Campsite Do’s and Dont’s
We’ve been fortunate to find ourselves in some pretty awesome campsites lately. For the most part, we’ve found that most people in campgrounds are really cool. They try hard to follow the rules and be good neighbors. We’ve had a couple instances where that wasn’t the case but we thought, maybe they were new to camping and just didn’t know some of the basics. So, here we go: our post about campsite do’s and dont’s!
Keep the noise down.
No one wants to camp next to someone who has their music blasting. Especially after the posted quiet hours. Try to keep the slamming of your doors to a minimum, be aware of how loud you are and what the posted quiet hours are. While we’re far from Captain of the No Fun Team, we think there’s a time and a place for it. Burning Man? Party. Bonnaroo? Party. Family campground? Not so much. Know what I’m saying?
Take care of your food and trash.
Coolers left alone can bring raccoons and other critters into camp. Same for trash that isn’t put in the proper place. Be a good neighbor and take care of your food and trash so you’re not inviting unwanted guests into the campsite. In places where there are bears, theses mistakes can be dangerous and potentially deadly. Be responsible, know how to stow your food and use bear lockers when they are available.
Be mindful of your pets.
While you might think your dog is super cute and they’re “not hurting anybody” not everyone feels the same way. Please keep your pets on a leash and clean up after your dog. Nothing is grosser than stepping on dog poop. And nothing is worse than the rabies shots (trust me, I’ve had them due to a pit bull owner who didn’t have his dog on a leash and they’re the worst!)
Respect your neighbors.
When you’re at a campsite, it’s basically your home. Remember that the same rules and social norms apply to campsites as they do to private property and homes. You wouldn’t hang out on a stranger’s lawn and drink beer would you? Don’t do it at someone else’s campsite, either, even if they have a great spot with shade or a view and you don’t.
Watch your cigarette smoke (and butts).
When we go camping, we do so for the outside experience. Being out in nature is awesome but being surrounded by someone’s cigarette smoke is not. Try to make sure your smoke isn’t blowing into your neighbors camp and always pick up your butts. Oh and always put your cigarettes out when you’re done. That’s part of good fire safety.

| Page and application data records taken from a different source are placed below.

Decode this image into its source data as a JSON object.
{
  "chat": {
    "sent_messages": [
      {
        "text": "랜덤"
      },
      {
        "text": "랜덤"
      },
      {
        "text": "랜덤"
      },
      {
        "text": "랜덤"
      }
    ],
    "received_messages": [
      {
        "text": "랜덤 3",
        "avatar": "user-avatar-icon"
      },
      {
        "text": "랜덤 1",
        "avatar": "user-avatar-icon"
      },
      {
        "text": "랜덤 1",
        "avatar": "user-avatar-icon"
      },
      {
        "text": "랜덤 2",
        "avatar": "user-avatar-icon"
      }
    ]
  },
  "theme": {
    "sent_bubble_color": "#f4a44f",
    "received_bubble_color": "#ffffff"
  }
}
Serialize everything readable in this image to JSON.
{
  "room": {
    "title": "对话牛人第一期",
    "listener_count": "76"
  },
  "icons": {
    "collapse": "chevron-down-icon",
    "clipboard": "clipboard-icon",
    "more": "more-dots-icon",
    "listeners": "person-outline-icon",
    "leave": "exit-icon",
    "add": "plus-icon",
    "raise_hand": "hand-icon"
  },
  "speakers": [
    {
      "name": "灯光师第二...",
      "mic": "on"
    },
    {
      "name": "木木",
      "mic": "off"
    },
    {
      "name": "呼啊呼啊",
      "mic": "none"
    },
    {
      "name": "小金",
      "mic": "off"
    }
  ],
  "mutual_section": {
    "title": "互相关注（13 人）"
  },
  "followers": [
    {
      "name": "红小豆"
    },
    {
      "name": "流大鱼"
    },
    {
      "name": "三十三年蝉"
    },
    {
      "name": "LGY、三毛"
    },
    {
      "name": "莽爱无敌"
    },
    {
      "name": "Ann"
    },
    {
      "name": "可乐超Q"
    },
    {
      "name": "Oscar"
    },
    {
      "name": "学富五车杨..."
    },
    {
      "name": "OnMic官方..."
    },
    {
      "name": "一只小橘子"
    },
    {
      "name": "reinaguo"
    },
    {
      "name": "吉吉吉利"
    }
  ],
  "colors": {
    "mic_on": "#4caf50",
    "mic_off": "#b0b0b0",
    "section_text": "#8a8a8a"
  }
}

Practice good fire safety.
In addition to making sure your cigarette butts are out safely, please give as much attention to your campfire. Be sure to put them out before you go to bed. And when building them, be sure they’re done safely. If there’s a fire pit, use it! If not, make sure there’s a way to contain the fire (rocks, sand or dirt) and that the flames won’t catch anything above you. Sometimes you’ll need to rake out an area or arrange some rocks. And if there is a burn ban don’t go against it. It’s there for a reason!
Mind your gray water.
Gray water is the used water. The stuff that’s left over from your dirty dishes, from washing your hands, etc. (Not your bathroom waste. That’s your black water. More on Van Life Vocab here.) Many places have specific sinks where you can wash your dishes. Check with a park ranger or look around for a sink that’s labeled for dishwashing. Most places don’t want you doing it near the spigot at your campground and also don’t want you doing your dishes in the bathroom. Be sure to know what your campsite requires otherwise you could be asked to leave and or you could have a critter visit your camp!
Follow the rules.
It’s cool to follow the rules at a campground. Most of them are placed at the ranger station, online, on bulletin boards within the park and on brochures that they give you upon entering the park. It’s almost hard not to know what they are. Campgrounds are a place where community and cooperation go a long way since you’re often sharing space with strangers. Don’t be “that” person who negatively impacts everyone else’s camping trip with loud music, smoke or a generator that runs long into the night. And always, take photographs instead of mementos like shells, pinecones, etc.
Campsite Etiquette Recap
Chances are you’re probably doing most of these. Many of them are common sense and almost all of them are easy to do. Are there any that surprise you? We’d love to hear from you! Please leave your comments below.